- #religious freedom
- #religious minorities
Just last week, a Pakistani Christian couple was burned to death in a brick kiln, targeted because of their faith. In Iraq and Syria, ISIS continues to target Christians and other religious minorities, kidnapping, starving, and even crucifying victims. Earlier this year, Meriam Ibrahim, a Sudanese wife and mother, was imprisoned for her faith and sentenced to death by hanging.
These are only a few of the thousands of examples of horrific violations of religious freedom spreading around the globe. It is clear that religious freedom is more at risk than ever before – yet at this moment a crucial religious freedom commission is approaching expiration. As the year winds to a close, Congress has yet to reauthorize The US Commission for International Religious Freedom (USCIRF).
What is USCIRF?
The United States Commission on International Religious Freedom (USCIRF) created in 2011, raises and addresses the cases of individuals around the world who face discrimination, harassment, and severe persecution for their faith.

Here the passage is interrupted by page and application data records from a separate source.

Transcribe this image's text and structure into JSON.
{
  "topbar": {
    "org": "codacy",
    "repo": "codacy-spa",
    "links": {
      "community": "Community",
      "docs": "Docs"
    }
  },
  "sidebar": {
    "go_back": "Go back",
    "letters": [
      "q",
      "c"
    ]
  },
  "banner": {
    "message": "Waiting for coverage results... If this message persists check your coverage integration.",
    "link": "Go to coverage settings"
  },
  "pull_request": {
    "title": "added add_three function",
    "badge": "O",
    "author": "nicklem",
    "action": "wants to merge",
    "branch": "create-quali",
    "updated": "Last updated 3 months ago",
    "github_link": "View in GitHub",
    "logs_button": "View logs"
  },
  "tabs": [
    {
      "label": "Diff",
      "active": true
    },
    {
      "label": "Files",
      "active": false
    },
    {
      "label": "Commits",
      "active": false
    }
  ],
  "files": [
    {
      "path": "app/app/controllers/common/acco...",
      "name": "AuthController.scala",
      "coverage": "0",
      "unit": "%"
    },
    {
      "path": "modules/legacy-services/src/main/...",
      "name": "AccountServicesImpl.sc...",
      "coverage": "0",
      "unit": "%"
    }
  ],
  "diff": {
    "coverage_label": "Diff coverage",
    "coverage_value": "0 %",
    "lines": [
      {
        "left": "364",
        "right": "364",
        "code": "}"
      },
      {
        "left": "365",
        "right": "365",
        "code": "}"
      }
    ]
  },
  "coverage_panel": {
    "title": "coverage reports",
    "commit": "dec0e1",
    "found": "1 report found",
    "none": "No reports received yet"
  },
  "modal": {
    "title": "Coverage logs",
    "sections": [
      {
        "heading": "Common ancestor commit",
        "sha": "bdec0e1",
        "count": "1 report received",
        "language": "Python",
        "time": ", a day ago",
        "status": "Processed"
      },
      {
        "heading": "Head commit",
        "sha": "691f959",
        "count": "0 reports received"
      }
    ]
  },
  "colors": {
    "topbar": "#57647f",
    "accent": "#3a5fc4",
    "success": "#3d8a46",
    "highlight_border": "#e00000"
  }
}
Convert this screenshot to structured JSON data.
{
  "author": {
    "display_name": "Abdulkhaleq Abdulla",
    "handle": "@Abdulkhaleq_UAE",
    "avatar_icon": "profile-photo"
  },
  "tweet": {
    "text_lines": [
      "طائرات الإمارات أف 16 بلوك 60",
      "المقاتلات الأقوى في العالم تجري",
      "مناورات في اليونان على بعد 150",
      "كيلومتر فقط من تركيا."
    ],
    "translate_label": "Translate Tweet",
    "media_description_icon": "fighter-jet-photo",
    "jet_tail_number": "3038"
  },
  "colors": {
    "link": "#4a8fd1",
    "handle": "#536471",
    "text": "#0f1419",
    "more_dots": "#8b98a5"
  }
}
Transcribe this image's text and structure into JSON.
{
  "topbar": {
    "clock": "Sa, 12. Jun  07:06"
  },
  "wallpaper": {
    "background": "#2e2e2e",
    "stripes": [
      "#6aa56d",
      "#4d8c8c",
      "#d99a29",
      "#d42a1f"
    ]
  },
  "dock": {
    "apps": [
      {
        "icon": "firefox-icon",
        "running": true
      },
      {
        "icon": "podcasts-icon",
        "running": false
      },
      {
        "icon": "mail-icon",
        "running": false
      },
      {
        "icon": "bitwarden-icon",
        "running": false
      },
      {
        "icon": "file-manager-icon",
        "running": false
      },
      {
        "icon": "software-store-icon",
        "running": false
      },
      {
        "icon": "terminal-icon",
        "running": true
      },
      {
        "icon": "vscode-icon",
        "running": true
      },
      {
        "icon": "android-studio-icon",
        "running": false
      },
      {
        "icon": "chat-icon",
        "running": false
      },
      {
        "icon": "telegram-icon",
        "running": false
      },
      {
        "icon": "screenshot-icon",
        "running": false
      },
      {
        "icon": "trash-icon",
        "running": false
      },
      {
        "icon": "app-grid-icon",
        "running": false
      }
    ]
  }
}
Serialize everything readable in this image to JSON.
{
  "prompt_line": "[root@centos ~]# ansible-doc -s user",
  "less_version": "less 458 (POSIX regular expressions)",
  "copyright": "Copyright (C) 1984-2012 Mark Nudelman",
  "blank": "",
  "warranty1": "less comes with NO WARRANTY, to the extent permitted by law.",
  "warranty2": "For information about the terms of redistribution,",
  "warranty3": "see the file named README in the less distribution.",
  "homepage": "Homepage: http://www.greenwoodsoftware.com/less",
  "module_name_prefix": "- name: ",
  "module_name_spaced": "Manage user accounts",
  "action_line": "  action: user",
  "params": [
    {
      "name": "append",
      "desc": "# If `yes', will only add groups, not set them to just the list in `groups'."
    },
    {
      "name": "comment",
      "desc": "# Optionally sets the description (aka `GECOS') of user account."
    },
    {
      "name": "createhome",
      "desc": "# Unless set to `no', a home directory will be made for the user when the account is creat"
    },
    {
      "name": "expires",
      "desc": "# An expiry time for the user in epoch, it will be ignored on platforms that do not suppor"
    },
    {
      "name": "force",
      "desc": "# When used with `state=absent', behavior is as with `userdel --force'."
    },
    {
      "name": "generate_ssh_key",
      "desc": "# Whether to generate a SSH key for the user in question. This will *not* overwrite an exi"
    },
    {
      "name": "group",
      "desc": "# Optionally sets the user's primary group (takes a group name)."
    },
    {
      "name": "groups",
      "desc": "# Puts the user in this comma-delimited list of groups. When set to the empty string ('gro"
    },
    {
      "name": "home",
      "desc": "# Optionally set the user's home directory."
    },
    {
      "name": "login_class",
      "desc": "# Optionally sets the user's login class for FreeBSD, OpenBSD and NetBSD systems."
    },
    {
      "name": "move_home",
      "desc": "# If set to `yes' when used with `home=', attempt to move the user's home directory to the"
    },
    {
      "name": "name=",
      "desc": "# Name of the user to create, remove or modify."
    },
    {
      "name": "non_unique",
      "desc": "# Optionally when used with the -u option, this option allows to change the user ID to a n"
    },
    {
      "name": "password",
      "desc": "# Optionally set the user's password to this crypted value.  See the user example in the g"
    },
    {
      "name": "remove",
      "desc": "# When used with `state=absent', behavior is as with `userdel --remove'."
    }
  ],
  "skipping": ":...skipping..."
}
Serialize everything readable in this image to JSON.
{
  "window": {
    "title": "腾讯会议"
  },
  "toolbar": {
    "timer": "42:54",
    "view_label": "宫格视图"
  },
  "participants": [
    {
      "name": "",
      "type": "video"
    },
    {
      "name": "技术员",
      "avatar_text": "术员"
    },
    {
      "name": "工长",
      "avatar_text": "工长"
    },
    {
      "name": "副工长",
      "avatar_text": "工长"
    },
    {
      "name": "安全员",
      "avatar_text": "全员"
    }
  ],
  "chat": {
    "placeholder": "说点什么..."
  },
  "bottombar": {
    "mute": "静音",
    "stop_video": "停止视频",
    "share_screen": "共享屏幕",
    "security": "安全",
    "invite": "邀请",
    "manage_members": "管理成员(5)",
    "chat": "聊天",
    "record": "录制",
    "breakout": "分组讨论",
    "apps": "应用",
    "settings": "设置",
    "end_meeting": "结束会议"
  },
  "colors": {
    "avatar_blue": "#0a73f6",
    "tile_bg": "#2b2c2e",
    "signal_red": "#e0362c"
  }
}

On its website, the commission is described as an “independent, bipartisan U.S. federal government commission, the first of its kind in the world, dedicated to defending the universal right to freedom of religion or belief abroad.” The commission reviews the facts and circumstances of religious freedom violations, and ultimately makes policy recommendations based on this information to the President, the Secretary of State, and Congress.
At a time when international religious freedom is more threatened than ever before – think again of ISIS terrorizing religious minorities in Iraq, and radical Islamist groups overtaking churches in Syria, as just two examples of encroachments on religious freedom worldwide – the reauthorization of this crucial commission is more important than ever before.
Without this commission, the US government will not have a specific body dedicated to addressing religious persecution and making crucial recommendations. Without the commission’s recommendations, religious freedom won’t be addressed as frequently or comprehensively in US policy.
Time is running out for the commission and its crucial role in calling the US government to address the growing impact of persecution around the world. That’s why it’s so important for each of us to raise our voices for religious freedom, and speak out for reauthorization of USCIRF.
You can act on this crucial issue by contacting your Senator and asking them to support the passage of the House-passed bill, H.R. 4653, The United States Commission on International Religious Freedom (USCIRF) Reauthorization Act of 2014.
Then, take a moment to share this article with your friends and encourage them to take action as well.
Together, our efforts are making a difference – and your involvement is a tremendous encouragement to those facing the harsh realities of persecution around the globe.
Kristin Wright serves as the director of advocacy at Open Doors USA. She is a columnist at ChristianHeadlines and a contributing writer at The Huffington Post. Kristin can be reached via her website at bykristinwright.com.
Publication date: November 19, 2014